He mea ako ngā pukengatanga ki te Kura e te nuinga i ēnei rā. Me kaua tātou e whakawhaiti te puna pūkengatanga, kia riro mā ngā kaiwhakaako noa iho ngā tamariki e whakaako. Me whakawhirinaki tātou ki ngā tāngata katoa o te whānau, tae noa atu ki ōna torotoronga katoa, mā kōnā e hōhonu ai te puna. Kia kaha rā hoki tātou ki te whakatō i ngā āhuatanga Māori ki ngā tamariki, me ērā atu āhuatanga e eke ai rātou ko ōna rahinga hoki ngā taumata o te ao.
We enjoy a wider skill base than most Kura because as a collective of individual whānau we bring a diverse range of skills to the table. Everybody has their own skills and capacity to contribute to our kaupapa. Our goals can be readily achieved if we are able to access the broad range skills we possess as a collective.
As a Kura we seek to foster the skills and special talents that our tamariki possess. This is not only the role of our teachers, it also incumbent upon mātua to contribute. Where we possess a particular skill that can enhance the Kura and the tamariki we should make our time available where we can.
He kawenga nui mā tātou te kaitiakitanga ka tika:
Kia tiakina ngā taonga tuku iho, ko te reo rangatira, ko te Mātauranga Māori, ngā tikanga, ngā kaupapa taea noatia ki ngā taonga katoa o te Māori.
Kia tika hoki te tiaki i te pūtea o Te Kura-ā-iwi o Whakatupuranga Rua Mano.
Kia hāpaitia i te mana o te tangata.
Kia tiakina hoki te taiao me ōna āhuatanga katoa.
We are the kaitiaki of our children, our Kura, our environment and all taonga of our hapū and iwi. It is a role that we must take seriously. Each whānau has an obligation in this regard.
This must be reflected in the way that we conduct ourselves as a Kura.
Mā te whakapapa e kī ana tātou he Māori. Mā te whakapapa e paihere tātou ki ngā āhuatanga Māori katoa, ki ngā hapū o te Kotahitanga ki te Tonga, ngā hapū Māori katoa, ki ngā kaupapa hoki o tō tātou nei Kura.
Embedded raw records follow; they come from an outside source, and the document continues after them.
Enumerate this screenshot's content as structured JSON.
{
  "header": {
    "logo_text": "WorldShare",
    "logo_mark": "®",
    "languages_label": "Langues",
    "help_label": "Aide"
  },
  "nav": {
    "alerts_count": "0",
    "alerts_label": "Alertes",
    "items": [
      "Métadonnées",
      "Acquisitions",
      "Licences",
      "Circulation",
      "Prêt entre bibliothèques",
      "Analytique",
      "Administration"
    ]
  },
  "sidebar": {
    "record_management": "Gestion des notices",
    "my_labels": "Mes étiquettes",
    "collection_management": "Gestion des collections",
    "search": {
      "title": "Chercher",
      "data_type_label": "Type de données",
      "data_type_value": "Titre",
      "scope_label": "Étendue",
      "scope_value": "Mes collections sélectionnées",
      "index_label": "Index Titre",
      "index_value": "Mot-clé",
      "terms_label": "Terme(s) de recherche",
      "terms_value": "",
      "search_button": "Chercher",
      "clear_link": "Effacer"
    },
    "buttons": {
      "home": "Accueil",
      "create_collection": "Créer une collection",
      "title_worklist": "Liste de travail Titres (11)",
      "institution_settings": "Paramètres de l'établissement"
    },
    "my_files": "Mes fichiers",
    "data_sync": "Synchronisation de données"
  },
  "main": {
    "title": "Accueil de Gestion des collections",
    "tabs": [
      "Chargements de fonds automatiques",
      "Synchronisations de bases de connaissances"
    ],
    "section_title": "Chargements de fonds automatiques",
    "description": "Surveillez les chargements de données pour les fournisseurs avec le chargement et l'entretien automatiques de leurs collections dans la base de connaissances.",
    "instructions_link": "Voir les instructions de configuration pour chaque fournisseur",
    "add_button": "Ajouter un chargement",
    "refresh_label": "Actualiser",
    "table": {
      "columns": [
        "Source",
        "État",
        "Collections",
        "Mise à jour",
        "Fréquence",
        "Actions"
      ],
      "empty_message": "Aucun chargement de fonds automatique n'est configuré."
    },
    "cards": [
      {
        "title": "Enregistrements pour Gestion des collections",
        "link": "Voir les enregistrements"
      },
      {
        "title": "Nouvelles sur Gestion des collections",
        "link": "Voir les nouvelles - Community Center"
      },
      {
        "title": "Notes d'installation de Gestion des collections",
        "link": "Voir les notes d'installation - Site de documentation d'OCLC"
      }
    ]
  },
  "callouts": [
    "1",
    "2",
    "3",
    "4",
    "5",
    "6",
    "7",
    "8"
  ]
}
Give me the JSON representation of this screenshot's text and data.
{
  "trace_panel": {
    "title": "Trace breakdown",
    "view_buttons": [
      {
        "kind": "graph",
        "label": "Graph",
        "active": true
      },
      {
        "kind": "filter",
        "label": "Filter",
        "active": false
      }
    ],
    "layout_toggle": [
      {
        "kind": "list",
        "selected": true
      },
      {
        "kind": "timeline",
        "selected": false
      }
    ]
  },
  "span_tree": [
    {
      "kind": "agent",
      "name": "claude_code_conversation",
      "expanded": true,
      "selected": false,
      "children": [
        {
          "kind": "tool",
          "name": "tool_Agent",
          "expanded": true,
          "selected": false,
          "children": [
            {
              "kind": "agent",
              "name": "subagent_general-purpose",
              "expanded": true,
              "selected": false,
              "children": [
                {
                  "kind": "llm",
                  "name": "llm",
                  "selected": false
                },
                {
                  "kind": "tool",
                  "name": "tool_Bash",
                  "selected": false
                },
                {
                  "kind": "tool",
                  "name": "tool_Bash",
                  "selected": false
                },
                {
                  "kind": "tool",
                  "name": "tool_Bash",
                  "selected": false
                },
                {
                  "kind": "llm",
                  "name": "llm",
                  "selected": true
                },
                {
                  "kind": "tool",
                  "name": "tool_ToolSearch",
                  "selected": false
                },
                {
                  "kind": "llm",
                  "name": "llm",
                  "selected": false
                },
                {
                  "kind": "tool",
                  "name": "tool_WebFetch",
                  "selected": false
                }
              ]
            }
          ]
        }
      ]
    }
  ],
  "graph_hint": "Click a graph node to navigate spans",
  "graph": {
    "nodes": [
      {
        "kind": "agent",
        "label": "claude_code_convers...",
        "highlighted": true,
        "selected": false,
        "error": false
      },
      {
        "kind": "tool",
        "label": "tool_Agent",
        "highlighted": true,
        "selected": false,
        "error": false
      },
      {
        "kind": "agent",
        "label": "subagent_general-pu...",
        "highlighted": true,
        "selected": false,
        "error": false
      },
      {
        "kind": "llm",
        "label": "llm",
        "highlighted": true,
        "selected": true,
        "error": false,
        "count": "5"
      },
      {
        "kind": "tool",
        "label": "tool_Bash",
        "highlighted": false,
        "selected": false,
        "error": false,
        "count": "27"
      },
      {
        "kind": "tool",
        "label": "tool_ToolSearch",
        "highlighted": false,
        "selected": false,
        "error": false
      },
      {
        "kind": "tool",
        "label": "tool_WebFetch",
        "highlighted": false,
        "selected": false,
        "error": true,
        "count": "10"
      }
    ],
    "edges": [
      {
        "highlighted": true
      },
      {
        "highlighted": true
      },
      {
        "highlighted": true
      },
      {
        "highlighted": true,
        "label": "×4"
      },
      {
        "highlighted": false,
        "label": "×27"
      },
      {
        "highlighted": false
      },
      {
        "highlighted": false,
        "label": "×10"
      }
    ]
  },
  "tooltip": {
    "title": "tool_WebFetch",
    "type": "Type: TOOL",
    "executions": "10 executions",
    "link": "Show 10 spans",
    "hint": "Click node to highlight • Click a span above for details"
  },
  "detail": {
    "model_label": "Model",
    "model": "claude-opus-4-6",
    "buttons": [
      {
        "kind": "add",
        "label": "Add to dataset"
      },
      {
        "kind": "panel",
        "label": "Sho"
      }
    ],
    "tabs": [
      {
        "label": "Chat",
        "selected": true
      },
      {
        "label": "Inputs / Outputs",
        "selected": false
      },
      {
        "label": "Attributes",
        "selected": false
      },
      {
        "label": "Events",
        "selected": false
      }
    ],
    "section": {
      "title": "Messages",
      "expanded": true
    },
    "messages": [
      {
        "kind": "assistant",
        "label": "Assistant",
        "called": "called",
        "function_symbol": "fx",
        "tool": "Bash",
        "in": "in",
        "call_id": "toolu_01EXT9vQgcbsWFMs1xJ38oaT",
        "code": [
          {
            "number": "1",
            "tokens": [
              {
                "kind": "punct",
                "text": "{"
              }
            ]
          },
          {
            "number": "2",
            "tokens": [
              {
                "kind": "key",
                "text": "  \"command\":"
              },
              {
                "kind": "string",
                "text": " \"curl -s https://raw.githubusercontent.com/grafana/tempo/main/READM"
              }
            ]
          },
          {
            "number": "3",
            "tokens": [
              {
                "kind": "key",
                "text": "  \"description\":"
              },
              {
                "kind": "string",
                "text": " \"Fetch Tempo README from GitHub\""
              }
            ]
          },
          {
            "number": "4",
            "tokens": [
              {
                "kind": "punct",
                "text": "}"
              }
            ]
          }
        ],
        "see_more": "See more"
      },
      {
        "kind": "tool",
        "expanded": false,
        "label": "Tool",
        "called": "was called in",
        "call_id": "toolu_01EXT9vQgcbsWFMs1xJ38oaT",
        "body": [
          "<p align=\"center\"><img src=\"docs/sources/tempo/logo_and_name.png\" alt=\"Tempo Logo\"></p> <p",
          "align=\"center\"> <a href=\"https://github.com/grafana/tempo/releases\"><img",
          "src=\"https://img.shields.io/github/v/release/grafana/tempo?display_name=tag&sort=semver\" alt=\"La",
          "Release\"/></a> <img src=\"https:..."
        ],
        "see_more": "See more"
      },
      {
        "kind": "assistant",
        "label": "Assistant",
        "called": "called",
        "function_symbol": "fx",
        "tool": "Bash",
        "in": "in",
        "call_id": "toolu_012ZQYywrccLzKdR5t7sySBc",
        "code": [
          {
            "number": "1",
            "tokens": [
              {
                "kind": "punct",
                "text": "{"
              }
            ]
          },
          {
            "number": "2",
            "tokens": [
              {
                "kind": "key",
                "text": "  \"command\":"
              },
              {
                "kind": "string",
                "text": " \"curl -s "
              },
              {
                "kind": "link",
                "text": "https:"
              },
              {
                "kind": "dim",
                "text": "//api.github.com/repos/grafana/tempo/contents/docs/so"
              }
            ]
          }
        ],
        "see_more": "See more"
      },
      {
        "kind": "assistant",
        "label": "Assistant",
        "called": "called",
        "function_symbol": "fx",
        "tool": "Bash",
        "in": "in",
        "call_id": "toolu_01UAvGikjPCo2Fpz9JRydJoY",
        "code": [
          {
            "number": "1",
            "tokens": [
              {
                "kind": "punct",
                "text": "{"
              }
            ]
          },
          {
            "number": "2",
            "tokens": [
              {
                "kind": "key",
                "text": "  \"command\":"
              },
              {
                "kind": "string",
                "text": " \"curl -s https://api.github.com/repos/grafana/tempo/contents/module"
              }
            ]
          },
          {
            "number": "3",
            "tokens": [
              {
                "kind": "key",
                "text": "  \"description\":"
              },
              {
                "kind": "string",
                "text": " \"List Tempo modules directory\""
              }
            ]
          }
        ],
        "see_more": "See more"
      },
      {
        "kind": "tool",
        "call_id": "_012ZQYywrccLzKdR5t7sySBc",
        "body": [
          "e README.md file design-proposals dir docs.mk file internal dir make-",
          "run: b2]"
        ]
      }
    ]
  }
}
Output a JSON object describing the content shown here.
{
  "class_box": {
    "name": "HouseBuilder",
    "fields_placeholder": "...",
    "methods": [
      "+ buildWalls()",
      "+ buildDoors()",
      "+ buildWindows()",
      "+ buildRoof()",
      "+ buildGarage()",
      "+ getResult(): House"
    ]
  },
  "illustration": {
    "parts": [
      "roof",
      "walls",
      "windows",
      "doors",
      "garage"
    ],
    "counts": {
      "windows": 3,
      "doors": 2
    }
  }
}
Heoi anō rā, kua whakatūria te Kura nei i runga anō i ngā mana o ngā karanga hāpū, me ngā karanga iwi o te Kotahitanga, me whakatairanga tātou i āna tikanga, ōna kawa, me ōna kaupapa hoki.
WRM is a Kura-ā-Iwi. It is incumbent upon the Kura to establish our relationship with the three iwi of the ART confederation. That is an active obligation on our part. We should be taking steps to promote ourselves to the hapū and iwi of ART.
“Ko te reo te pūnga mai o ā tātou tikanga, o ō tātou mana”
E tū motuhake nei te Māori i tōna reo taketake, i tōna reo rangatira. Koia anō te kaipupuru o te Māoritanga. Koia te Kura pounamu, te ohooho o Ngai Tātou. Ki te ngaro, ka ngaro tāua pērā i te moa. Kāore he kaupapa i tua kē atu. Me taki hāpai tātou i tēnei kawenga ki tōna tiketiketanga, kia rere, kia tika, kia Māori te reo o ā tātou nei tamariki.
Te Reo Māori has a prominent role in the Kura. How do we promote the use of Māori language? We speak Māori in our homes and at the Kura thereby encouraging our children to use Te Reo Māori.
We must commit to learning and using Te Reo Māori in all contexts.